Other Catholics underscored that is one thing to help pay for the visit of a Pope to a local community, and another to fund the construction of a lasting place of worship. Such criticism has of course been fueled over the last years after a number of Islamic attacks hit France, including the cutting of the throat of an old priest, Fr. Jacques Hamel, while he was celebrating Mass, and another terrorist attack on Catholics in a church in Nice at the beginning of last year. But even without these tragic incidents, the presence of a growing and vital Muslim community in France, which benefits from local “anti-discrimination” laws, has led to fears and tensions.

It is a sign of the times that last year, president Emmanuel Macron joined a Muslim feast celebrating the end of Ramadan in June, but did not even send Christmas or Easter wishes to French Catholics in the last few months.

Questions were also raised about the diocese’s right to use funds given by Catholic donors for an object that is so obviously distant from the reasons for which they were given. The faithful contribute to the financing of Catholic worship in all its dimensions, including the upkeep of parish churches and diocesan buildings, and income for diocesan priests — not the funding of places of worship for other religions. The diocesan association of Tours official statutes laconically recall that its funds are to cover “the upkeep of worship.” Catholic worship, of course…

A local Catholic complained: “If I had wanted to fund the construction of a mosque, I would have done it myself directly.” Another remarked: “John Paul II went away, but the mosque will remain.”

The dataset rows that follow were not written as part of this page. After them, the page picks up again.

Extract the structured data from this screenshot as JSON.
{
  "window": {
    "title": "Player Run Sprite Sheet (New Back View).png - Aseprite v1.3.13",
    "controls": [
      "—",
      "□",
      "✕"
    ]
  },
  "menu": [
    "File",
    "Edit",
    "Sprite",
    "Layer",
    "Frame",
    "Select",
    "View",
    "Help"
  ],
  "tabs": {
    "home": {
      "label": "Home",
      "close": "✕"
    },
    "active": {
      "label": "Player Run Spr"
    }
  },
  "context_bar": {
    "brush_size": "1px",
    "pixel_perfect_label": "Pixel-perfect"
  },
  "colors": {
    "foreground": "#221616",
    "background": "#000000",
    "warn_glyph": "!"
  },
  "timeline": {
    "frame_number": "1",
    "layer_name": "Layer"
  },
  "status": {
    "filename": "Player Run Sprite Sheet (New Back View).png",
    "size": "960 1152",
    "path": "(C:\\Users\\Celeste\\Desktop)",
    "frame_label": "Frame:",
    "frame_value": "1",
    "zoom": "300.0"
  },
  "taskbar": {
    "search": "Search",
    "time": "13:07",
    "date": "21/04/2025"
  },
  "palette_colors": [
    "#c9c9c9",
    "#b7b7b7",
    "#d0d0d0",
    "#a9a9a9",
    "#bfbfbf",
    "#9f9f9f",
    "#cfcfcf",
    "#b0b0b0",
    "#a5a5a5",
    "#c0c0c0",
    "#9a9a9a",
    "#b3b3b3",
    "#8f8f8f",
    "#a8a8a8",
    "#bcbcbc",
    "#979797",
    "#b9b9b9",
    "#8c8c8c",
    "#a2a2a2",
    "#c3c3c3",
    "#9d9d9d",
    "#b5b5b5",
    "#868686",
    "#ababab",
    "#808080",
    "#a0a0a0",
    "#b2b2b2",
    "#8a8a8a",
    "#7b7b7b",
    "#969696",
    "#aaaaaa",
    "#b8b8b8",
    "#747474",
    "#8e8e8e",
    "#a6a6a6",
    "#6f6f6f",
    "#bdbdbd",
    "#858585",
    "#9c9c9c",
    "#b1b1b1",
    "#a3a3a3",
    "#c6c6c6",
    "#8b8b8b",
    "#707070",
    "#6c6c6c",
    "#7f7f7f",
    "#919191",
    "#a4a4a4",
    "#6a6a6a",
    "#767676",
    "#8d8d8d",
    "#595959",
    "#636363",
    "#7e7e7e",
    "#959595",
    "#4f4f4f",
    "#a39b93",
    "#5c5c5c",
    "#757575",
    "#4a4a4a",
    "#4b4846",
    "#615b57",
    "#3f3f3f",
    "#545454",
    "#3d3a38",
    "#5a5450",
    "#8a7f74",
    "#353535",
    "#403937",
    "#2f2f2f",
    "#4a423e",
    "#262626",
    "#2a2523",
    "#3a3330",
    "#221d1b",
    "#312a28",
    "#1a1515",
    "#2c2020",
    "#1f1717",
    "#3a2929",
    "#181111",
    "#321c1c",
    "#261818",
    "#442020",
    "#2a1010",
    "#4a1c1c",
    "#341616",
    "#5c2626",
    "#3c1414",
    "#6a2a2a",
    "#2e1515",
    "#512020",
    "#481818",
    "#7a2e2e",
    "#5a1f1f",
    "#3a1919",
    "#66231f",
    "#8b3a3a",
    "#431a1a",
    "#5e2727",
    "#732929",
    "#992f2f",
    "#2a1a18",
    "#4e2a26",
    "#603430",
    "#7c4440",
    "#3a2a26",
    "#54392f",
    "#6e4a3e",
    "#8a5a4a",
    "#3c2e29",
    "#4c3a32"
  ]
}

This is not the first time that a French diocese has given money donated by the faithful towards Islamic interests. The rebuilding of an Islamic place of worship that was destroyed by arson was helped along to the tune of €5,000 by the diocese of Auch (southwest France) in 2015. “Charity knows no borders,” explained the local Bishop, Maurice Gardès, at the time. This donation also triggered a wave of criticism, leading the diocese to state later that it had also given €12,000 for persecuted Christians in the Middle East.

At least the diocese of Auch publicly announced the gift when it was made. The news led to a sharp decline in parish funding donations. In the Catholic weekly Famille chrétienne, a specialist of Islam, Annie Laurent, also underlined the danger of relativism linked to such participation in the building of Islamic mosques in France: “The Koranic message aims to discredit the great Christian mysteries of the Incarnation, the Trinity, the Redemption, the Resurrection of Jesus, etc.,” she wrote.

In May of last year, the diocese of Bordeaux called on local Catholics to give generous donations to the local mosques’ social benefit funds account in order to help “sub-Saharan students living in Bordeaux and its surroundings.” Due to COVID restrictions, four local mosques had asked for money to pay for food packages for destitute Muslims who would otherwise have joined meals at the mosque. Such food aid is obviously on another level than the funding of places of worship, but at the same time the Catholic diocese of Bordeaux has recently multiplied events together with Islamic dignitaries that go beyond humanitarian gestures, such as when a local imam, Hassan Belmajdoub, known for having invited radical preachers to his mosque, was asked to speak in a Catholic church in November 2017 on the theme: “Encountering the other in all sincerity.”